(Extracted records)

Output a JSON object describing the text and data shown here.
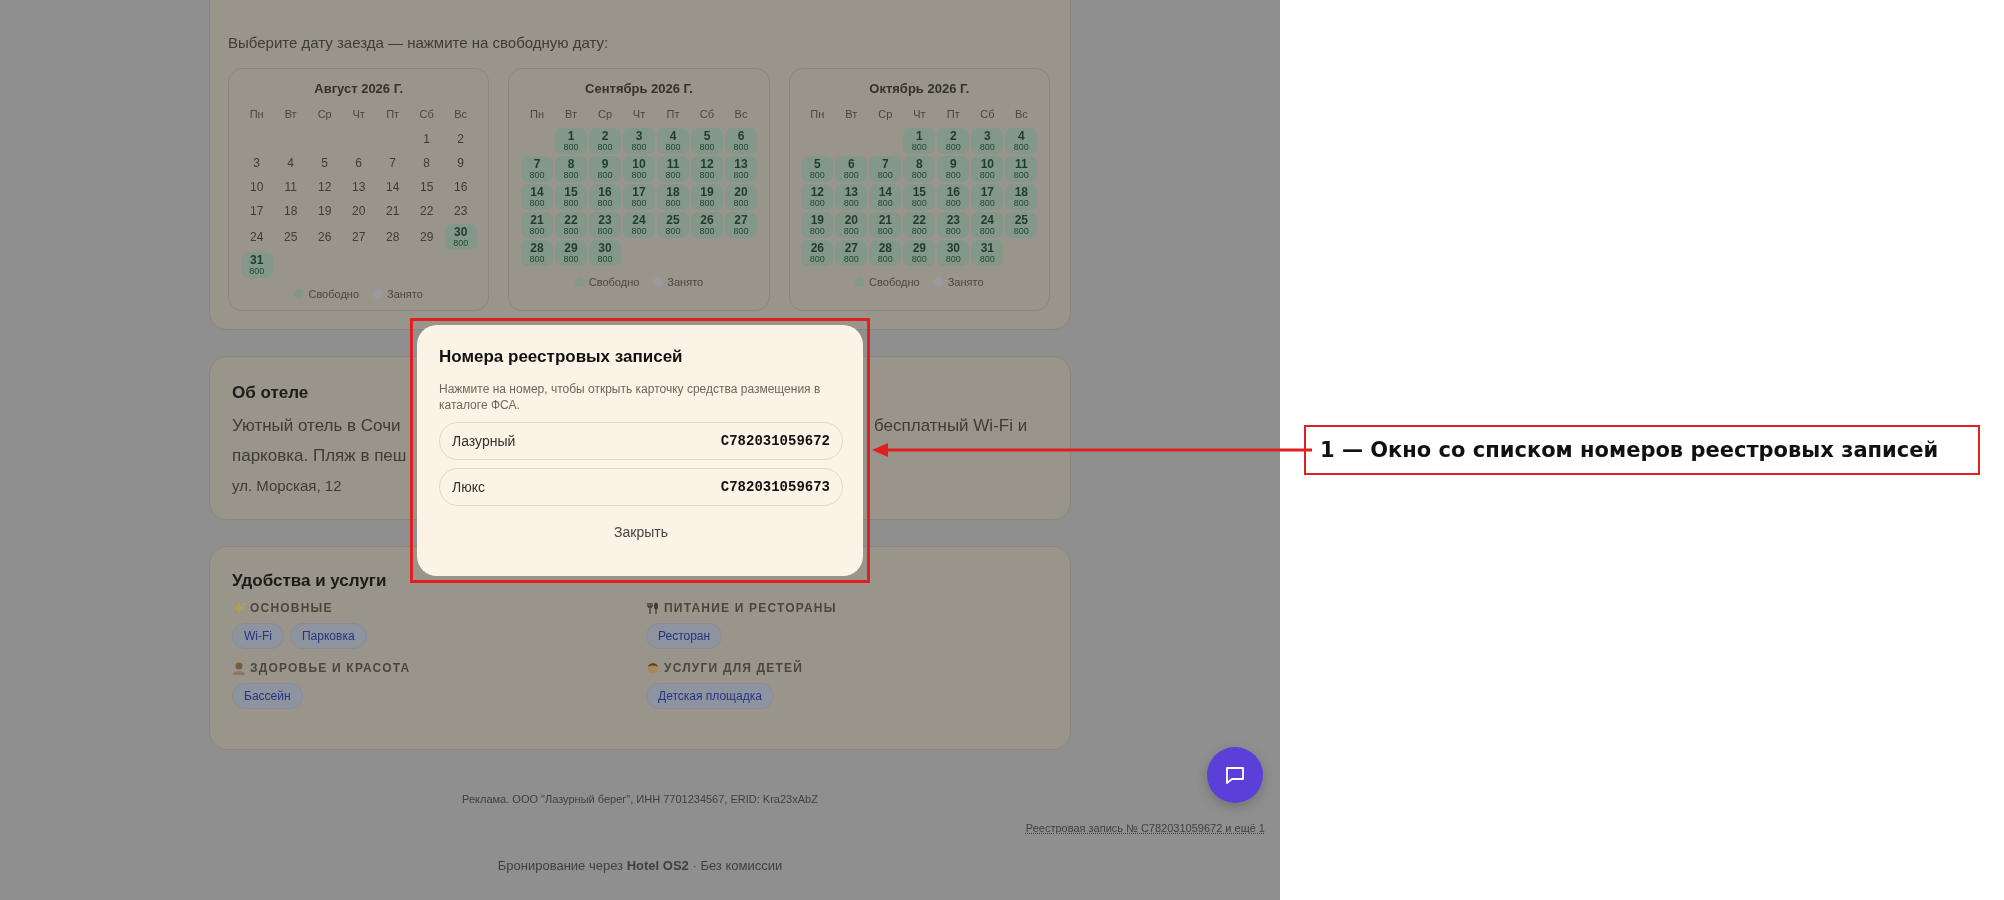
{
  "booking": {
    "prompt": "Выберите дату заезда — нажмите на свободную дату:",
    "calendars": [
      {
        "title": "Август 2026 Г.",
        "weekdays": [
          "Пн",
          "Вт",
          "Ср",
          "Чт",
          "Пт",
          "Сб",
          "Вс"
        ],
        "weeks": [
          [
            {
              "kind": "empty"
            },
            {
              "kind": "empty"
            },
            {
              "kind": "empty"
            },
            {
              "kind": "empty"
            },
            {
              "kind": "empty"
            },
            {
              "kind": "day",
              "day": "1",
              "available": false
            },
            {
              "kind": "day",
              "day": "2",
              "available": false
            }
          ],
          [
            {
              "kind": "day",
              "day": "3",
              "available": false
            },
            {
              "kind": "day",
              "day": "4",
              "available": false
            },
            {
              "kind": "day",
              "day": "5",
              "available": false
            },
            {
              "kind": "day",
              "day": "6",
              "available": false
            },
            {
              "kind": "day",
              "day": "7",
              "available": false
            },
            {
              "kind": "day",
              "day": "8",
              "available": false
            },
            {
              "kind": "day",
              "day": "9",
              "available": false
            }
          ],
          [
            {
              "kind": "day",
              "day": "10",
              "available": false
            },
            {
              "kind": "day",
              "day": "11",
              "available": false
            },
            {
              "kind": "day",
              "day": "12",
              "available": false
            },
            {
              "kind": "day",
              "day": "13",
              "available": false
            },
            {
              "kind": "day",
              "day": "14",
              "available": false
            },
            {
              "kind": "day",
              "day": "15",
              "available": false
            },
            {
              "kind": "day",
              "day": "16",
              "available": false
            }
          ],
          [
            {
              "kind": "day",
              "day": "17",
              "available": false
            },
            {
              "kind": "day",
              "day": "18",
              "available": false
            },
            {
              "kind": "day",
              "day": "19",
              "available": false
            },
            {
              "kind": "day",
              "day": "20",
              "available": false
            },
            {
              "kind": "day",
              "day": "21",
              "available": false
            },
            {
              "kind": "day",
              "day": "22",
              "available": false
            },
            {
              "kind": "day",
              "day": "23",
              "available": false
            }
          ],
          [
            {
              "kind": "day",
              "day": "24",
              "available": false
            },
            {
              "kind": "day",
              "day": "25",
              "available": false
            },
            {
              "kind": "day",
              "day": "26",
              "available": false
            },
            {
              "kind": "day",
              "day": "27",
              "available": false
            },
            {
              "kind": "day",
              "day": "28",
              "available": false
            },
            {
              "kind": "day",
              "day": "29",
              "available": false
            },
            {
              "kind": "day",
              "day": "30",
              "available": true,
              "price": "800"
            }
          ],
          [
            {
              "kind": "day",
              "day": "31",
              "available": true,
              "price": "800"
            }
          ]
        ],
        "legend": [
          {
            "label": "Свободно",
            "kind": "free"
          },
          {
            "label": "Занято",
            "kind": "busy"
          }
        ]
      },
      {
        "title": "Сентябрь 2026 Г.",
        "weekdays": [
          "Пн",
          "Вт",
          "Ср",
          "Чт",
          "Пт",
          "Сб",
          "Вс"
        ],
        "weeks": [
          [
            {
              "kind": "empty"
            },
            {
              "kind": "day",
              "day": "1",
              "available": true,
              "price": "800"
            },
            {
              "kind": "day",
              "day": "2",
              "available": true,
              "price": "800"
            },
            {
              "kind": "day",
              "day": "3",
              "available": true,
              "price": "800"
            },
            {
              "kind": "day",
              "day": "4",
              "available": true,
              "price": "800"
            },
            {
              "kind": "day",
              "day": "5",
              "available": true,
              "price": "800"
            },
            {
              "kind": "day",
              "day": "6",
              "available": true,
              "price": "800"
            }
          ],
          [
            {
              "kind": "day",
              "day": "7",
              "available": true,
              "price": "800"
            },
            {
              "kind": "day",
              "day": "8",
              "available": true,
              "price": "800"
            },
            {
              "kind": "day",
              "day": "9",
              "available": true,
              "price": "800"
            },
            {
              "kind": "day",
              "day": "10",
              "available": true,
              "price": "800"
            },
            {
              "kind": "day",
              "day": "11",
              "available": true,
              "price": "800"
            },
            {
              "kind": "day",
              "day": "12",
              "available": true,
              "price": "800"
            },
            {
              "kind": "day",
              "day": "13",
              "available": true,
              "price": "800"
            }
          ],
          [
            {
              "kind": "day",
              "day": "14",
              "available": true,
              "price": "800"
            },
            {
              "kind": "day",
              "day": "15",
              "available": true,
              "price": "800"
            },
            {
              "kind": "day",
              "day": "16",
              "available": true,
              "price": "800"
            },
            {
              "kind": "day",
              "day": "17",
              "available": true,
              "price": "800"
            },
            {
              "kind": "day",
              "day": "18",
              "available": true,
              "price": "800"
            },
            {
              "kind": "day",
              "day": "19",
              "available": true,
              "price": "800"
            },
            {
              "kind": "day",
              "day": "20",
              "available": true,
              "price": "800"
            }
          ],
          [
            {
              "kind": "day",
              "day": "21",
              "available": true,
              "price": "800"
            },
            {
              "kind": "day",
              "day": "22",
              "available": true,
              "price": "800"
            },
            {
              "kind": "day",
              "day": "23",
              "available": true,
              "price": "800"
            },
            {
              "kind": "day",
              "day": "24",
              "available": true,
              "price": "800"
            },
            {
              "kind": "day",
              "day": "25",
              "available": true,
              "price": "800"
            },
            {
              "kind": "day",
              "day": "26",
              "available": true,
              "price": "800"
            },
            {
              "kind": "day",
              "day": "27",
              "available": true,
              "price": "800"
            }
          ],
          [
            {
              "kind": "day",
              "day": "28",
              "available": true,
              "price": "800"
            },
            {
              "kind": "day",
              "day": "29",
              "available": true,
              "price": "800"
            },
            {
              "kind": "day",
              "day": "30",
              "available": true,
              "price": "800"
            }
          ]
        ],
        "legend": [
          {
            "label": "Свободно",
            "kind": "free"
          },
          {
            "label": "Занято",
            "kind": "busy"
          }
        ]
      },
      {
        "title": "Октябрь 2026 Г.",
        "weekdays": [
          "Пн",
          "Вт",
          "Ср",
          "Чт",
          "Пт",
          "Сб",
          "Вс"
        ],
        "weeks": [
          [
            {
              "kind": "empty"
            },
            {
              "kind": "empty"
            },
            {
              "kind": "empty"
            },
            {
              "kind": "day",
              "day": "1",
              "available": true,
              "price": "800"
            },
            {
              "kind": "day",
              "day": "2",
              "available": true,
              "price": "800"
            },
            {
              "kind": "day",
              "day": "3",
              "available": true,
              "price": "800"
            },
            {
              "kind": "day",
              "day": "4",
              "available": true,
              "price": "800"
            }
          ],
          [
            {
              "kind": "day",
              "day": "5",
              "available": true,
              "price": "800"
            },
            {
              "kind": "day",
              "day": "6",
              "available": true,
              "price": "800"
            },
            {
              "kind": "day",
              "day": "7",
              "available": true,
              "price": "800"
            },
            {
              "kind": "day",
              "day": "8",
              "available": true,
              "price": "800"
            },
            {
              "kind": "day",
              "day": "9",
              "available": true,
              "price": "800"
            },
            {
              "kind": "day",
              "day": "10",
              "available": true,
              "price": "800"
            },
            {
              "kind": "day",
              "day": "11",
              "available": true,
              "price": "800"
            }
          ],
          [
            {
              "kind": "day",
              "day": "12",
              "available": true,
              "price": "800"
            },
            {
              "kind": "day",
              "day": "13",
              "available": true,
              "price": "800"
            },
            {
              "kind": "day",
              "day": "14",
              "available": true,
              "price": "800"
            },
            {
              "kind": "day",
              "day": "15",
              "available": true,
              "price": "800"
            },
            {
              "kind": "day",
              "day": "16",
              "available": true,
              "price": "800"
            },
            {
              "kind": "day",
              "day": "17",
              "available": true,
              "price": "800"
            },
            {
              "kind": "day",
              "day": "18",
              "available": true,
              "price": "800"
            }
          ],
          [
            {
              "kind": "day",
              "day": "19",
              "available": true,
              "price": "800"
            },
            {
              "kind": "day",
              "day": "20",
              "available": true,
              "price": "800"
            },
            {
              "kind": "day",
              "day": "21",
              "available": true,
              "price": "800"
            },
            {
              "kind": "day",
              "day": "22",
              "available": true,
              "price": "800"
            },
            {
              "kind": "day",
              "day": "23",
              "available": true,
              "price": "800"
            },
            {
              "kind": "day",
              "day": "24",
              "available": true,
              "price": "800"
            },
            {
              "kind": "day",
              "day": "25",
              "available": true,
              "price": "800"
            }
          ],
          [
            {
              "kind": "day",
              "day": "26",
              "available": true,
              "price": "800"
            },
            {
              "kind": "day",
              "day": "27",
              "available": true,
              "price": "800"
            },
            {
              "kind": "day",
              "day": "28",
              "available": true,
              "price": "800"
            },
            {
              "kind": "day",
              "day": "29",
              "available": true,
              "price": "800"
            },
            {
              "kind": "day",
              "day": "30",
              "available": true,
              "price": "800"
            },
            {
              "kind": "day",
              "day": "31",
              "available": true,
              "price": "800"
            }
          ]
        ],
        "legend": [
          {
            "label": "Свободно",
            "kind": "free"
          },
          {
            "label": "Занято",
            "kind": "busy"
          }
        ]
      }
    ]
  },
  "about": {
    "title": "Об отеле",
    "visible_text": [
      {
        "text": "Уютный отель в Сочи",
        "kind": "left"
      },
      {
        "text": "бесплатный Wi-Fi и",
        "kind": "right"
      },
      {
        "text": "парковка. Пляж в пеш",
        "kind": "left"
      }
    ],
    "address": "ул. Морская, 12"
  },
  "amenities": {
    "title": "Удобства и услуги",
    "groups": [
      {
        "kind": "sparkle",
        "heading": "ОСНОВНЫЕ",
        "tags": [
          "Wi-Fi",
          "Парковка"
        ]
      },
      {
        "kind": "dining",
        "heading": "ПИТАНИЕ И РЕСТОРАНЫ",
        "tags": [
          "Ресторан"
        ]
      },
      {
        "kind": "wellness",
        "heading": "ЗДОРОВЬЕ И КРАСОТА",
        "tags": [
          "Бассейн"
        ]
      },
      {
        "kind": "kids",
        "heading": "УСЛУГИ ДЛЯ ДЕТЕЙ",
        "tags": [
          "Детская площадка"
        ]
      }
    ]
  },
  "footer": {
    "ad": "Реклама. ООО \"Лазурный берег\", ИНН 7701234567, ERID: Kra23xAbZ",
    "registry_link": "Реестровая запись № C782031059672 и ещё 1",
    "booking_note": "Бронирование через **Hotel OS2** · Без комиссии"
  },
  "modal": {
    "title": "Номера реестровых записей",
    "hint": "Нажмите на номер, чтобы открыть карточку средства размещения в каталоге ФСА.",
    "records": [
      {
        "name": "Лазурный",
        "code": "C782031059672"
      },
      {
        "name": "Люкс",
        "code": "C782031059673"
      }
    ],
    "close": "Закрыть"
  },
  "annotation": {
    "label": "1 — Окно со списком номеров реестровых записей"
  }
}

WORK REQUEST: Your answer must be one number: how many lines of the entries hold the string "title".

YOUR RESPONSE: 6